Litigants in person and solicitors should go through the Legal Aid Agency, not the High Court, for public funding in civil contempt proceedings, a judge has said in a bid to clear up confusion over who has the power to grant legal aid.
Mr Justice Chamberlain highlighted a lack of clarity over the correct procedure for determining legal aid applications for committal proceedings in a case stemming from the sale of Wimbledon tickets. After deciding last week not to make a representation order for the defendant in All England Lawn Tennis Club Ltd and All England Lawn Tennis Ground Plc v Luke McKay, the judge today handed down a written judgment explaining his reasons.
Chamberlain J said he accepted the LAA's assurance that McKay is entitled to legal aid without the need for his means or the merits of his case to be assessed, and that such applications are normally determined in 48 hours.
The difficulty arose because of a 2015 decision in King's Lynn and West Norfolk BC v Bunning, which Chamberlain J said has been followed or at least assumed to be correct in subsequent High Court and Court of Appeal decisions.
He said: 'That case was heard soon after LASPO [Legal Aid, Sentencing and Punishment of Offenders Act] came into force. There was an application to commit for breach of an injunction made in civil proceedings in the High Court. The respondent had found it difficult to obtain legal aid because, at the time, the LAA had no established procedure by which applications could be made.'
The practical concern behind the Bunning decision 'was that, at that time, unless the court could make the determination, there was no established procedure by which legal aid could be secured for civil contempt proceedings'. That concern has since been addressed, Chamberlain J said, as the agency now has an 'established procedure'.
Chamberlain J confirmed that he declined to make a representation order because, as the LAA accepts, a respondent to High Court committal proceedings alleging breach of an order is entitled to legal aid 'as of right'.

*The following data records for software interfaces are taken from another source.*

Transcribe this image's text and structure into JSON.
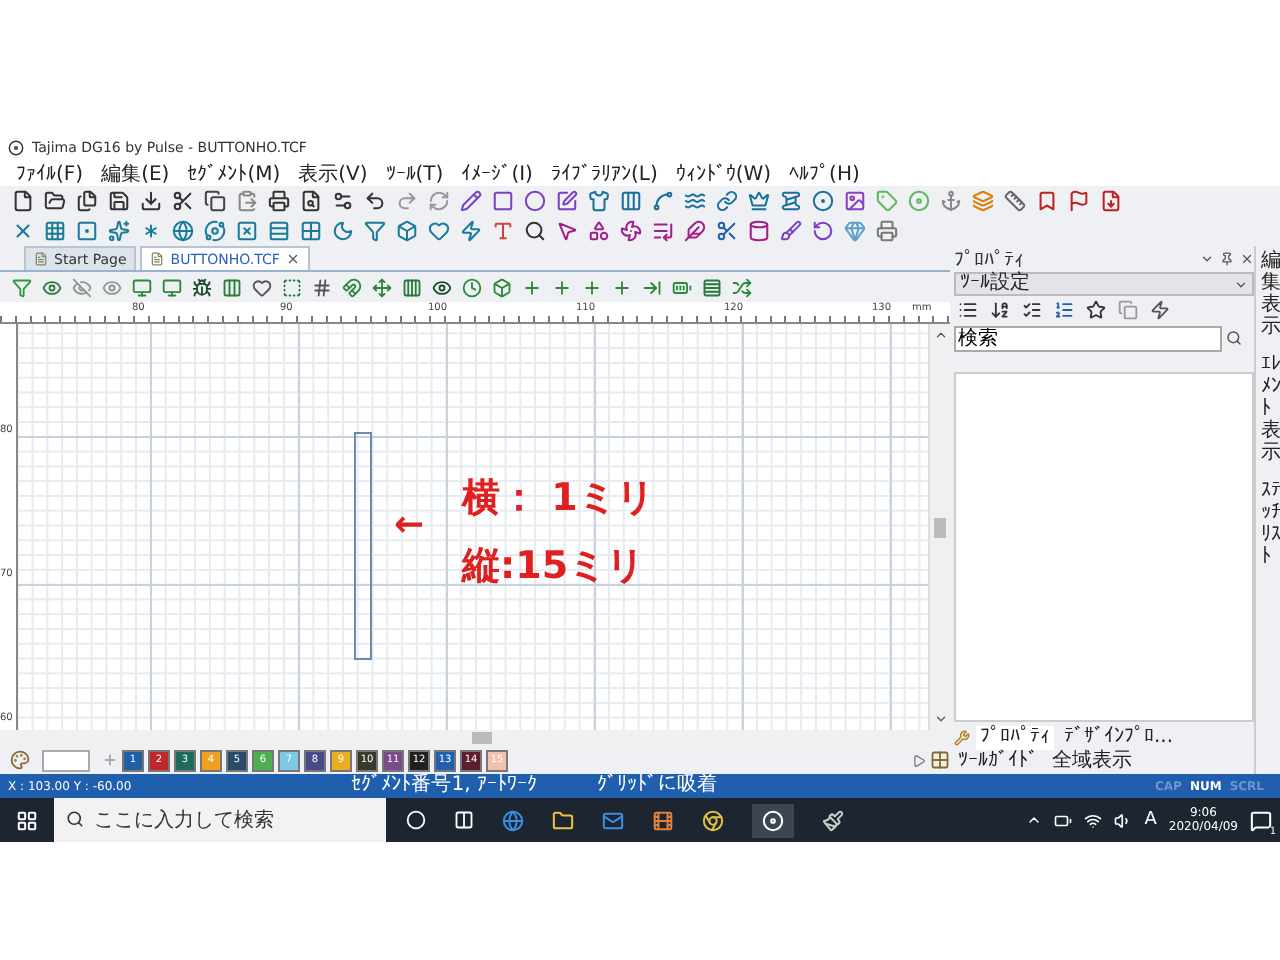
{
  "window": {
    "title": "Tajima DG16 by Pulse - BUTTONHO.TCF"
  },
  "menu": [
    "ﾌｧｲﾙ(F)",
    "編集(E)",
    "ｾｸﾞﾒﾝﾄ(M)",
    "表示(V)",
    "ﾂｰﾙ(T)",
    "ｲﾒｰｼﾞ(I)",
    "ﾗｲﾌﾞﾗﾘｱﾝ(L)",
    "ｳｨﾝﾄﾞｳ(W)",
    "ﾍﾙﾌﾟ(H)"
  ],
  "document_tabs": [
    {
      "label": "Start Page",
      "selected": false
    },
    {
      "label": "BUTTONHO.TCF",
      "selected": true
    }
  ],
  "ruler": {
    "top_labels": [
      "80",
      "90",
      "100",
      "110",
      "120",
      "130"
    ],
    "unit": "mm",
    "left_labels": [
      "80",
      "70",
      "60"
    ]
  },
  "canvas": {
    "arrow": "←",
    "lines": [
      "横： 1ミリ",
      "縦:15ミリ"
    ]
  },
  "palette": [
    {
      "label": "1",
      "color": "#1f5fa8"
    },
    {
      "label": "2",
      "color": "#c0282d"
    },
    {
      "label": "3",
      "color": "#1e6b5a"
    },
    {
      "label": "4",
      "color": "#f0a020"
    },
    {
      "label": "5",
      "color": "#2a4a6a"
    },
    {
      "label": "6",
      "color": "#4caf50"
    },
    {
      "label": "7",
      "color": "#7ec8e3"
    },
    {
      "label": "8",
      "color": "#4a4a8a"
    },
    {
      "label": "9",
      "color": "#e8b020"
    },
    {
      "label": "10",
      "color": "#3a3a2a"
    },
    {
      "label": "11",
      "color": "#7a4a8a"
    },
    {
      "label": "12",
      "color": "#202020"
    },
    {
      "label": "13",
      "color": "#2060b0"
    },
    {
      "label": "14",
      "color": "#5a2030"
    },
    {
      "label": "15",
      "color": "#f0c0b0"
    }
  ],
  "properties_panel": {
    "title": "ﾌﾟﾛﾊﾟﾃｨ",
    "dropdown": "ﾂｰﾙ設定",
    "search": {
      "value": "検索"
    },
    "bottom_tabs": [
      {
        "label": "ﾌﾟﾛﾊﾟﾃｨ",
        "selected": true
      },
      {
        "label": "ﾃﾞｻﾞｲﾝﾌﾟﾛ...",
        "selected": false
      },
      {
        "label": "ﾂｰﾙｶﾞｲﾄﾞ",
        "selected": false
      },
      {
        "label": "全域表示",
        "selected": false
      }
    ]
  },
  "side_tabs": [
    "編集表示",
    "ｴﾚﾒﾝﾄ表示",
    "ｽﾃｯﾁﾘｽﾄ"
  ],
  "status_bar": {
    "coordinates": "X : 103.00 Y : -60.00",
    "segment": "ｾｸﾞﾒﾝﾄ番号1, ｱｰﾄﾜｰｸ",
    "snap": "ｸﾞﾘｯﾄﾞに吸着",
    "indicators": [
      {
        "label": "CAP",
        "on": false
      },
      {
        "label": "NUM",
        "on": true
      },
      {
        "label": "SCRL",
        "on": false
      }
    ]
  },
  "taskbar": {
    "search": {
      "placeholder": "ここに入力して検索"
    },
    "ime": "A",
    "time": "9:06",
    "date": "2020/04/09",
    "notification_count": "1"
  }
}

The 'relevant authority' responsible for determining eligibility for the purposes of section 16 of LASPO is a separate question. Chamberlain J said: 'In High Court committal proceedings alleging breach of an order, the "relevant authority" is the director of legal aid casework, not the court. Insofar as it reached the contrary conclusion, Bunning was wrongly decided.

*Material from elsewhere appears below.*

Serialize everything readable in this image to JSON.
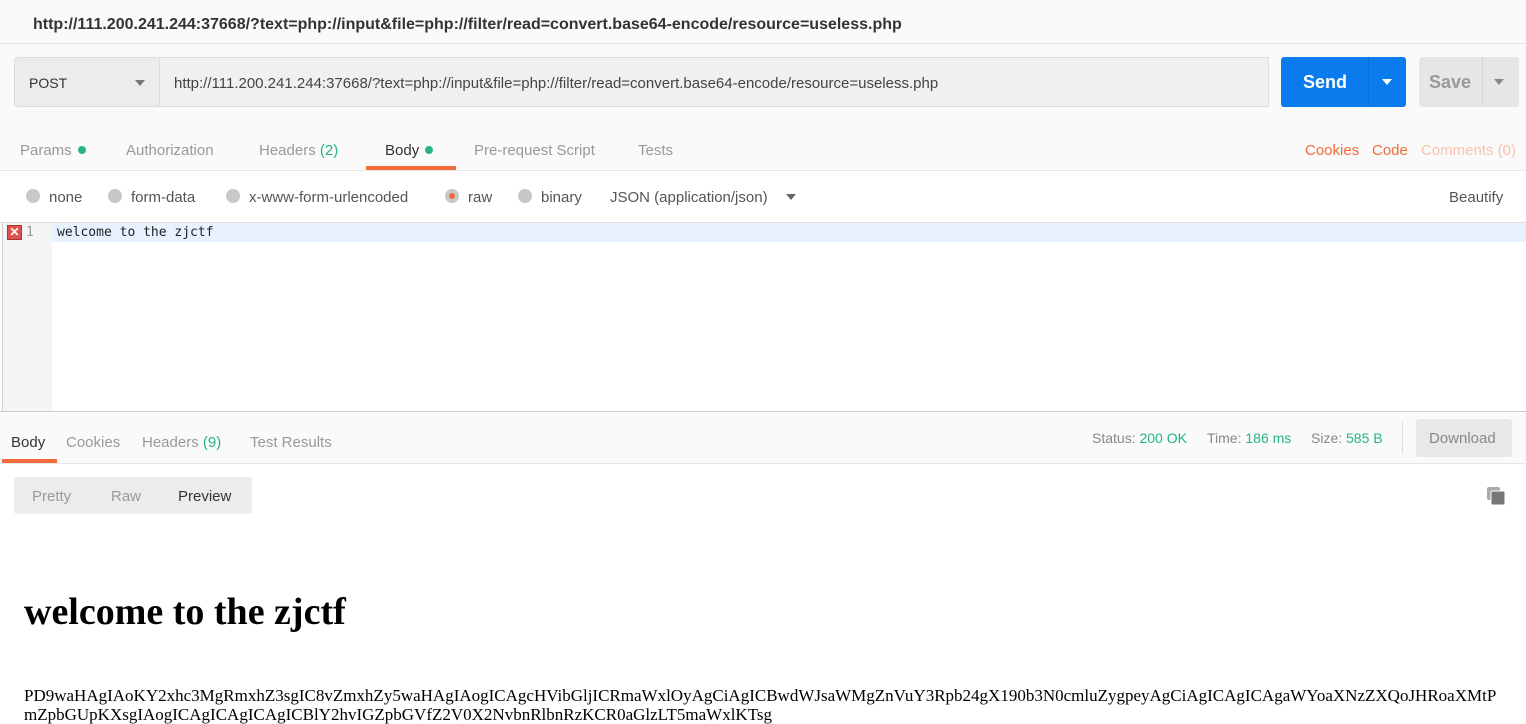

'This should have no practical effect on the availability of legal aid because the LAA has an established procedure for determining applications expeditiously in cases of this sort. Litigants and providers of legal services should be encouraged to use this procedure and should not now apply to the High Court for representation orders.'

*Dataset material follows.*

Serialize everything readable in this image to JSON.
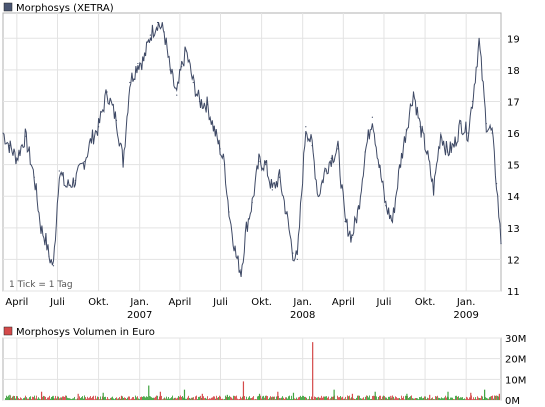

However, the position in the Court of Appeal is different, said Chamberlain J - the appeal court is the 'relevant authority' and the application should be made to that court.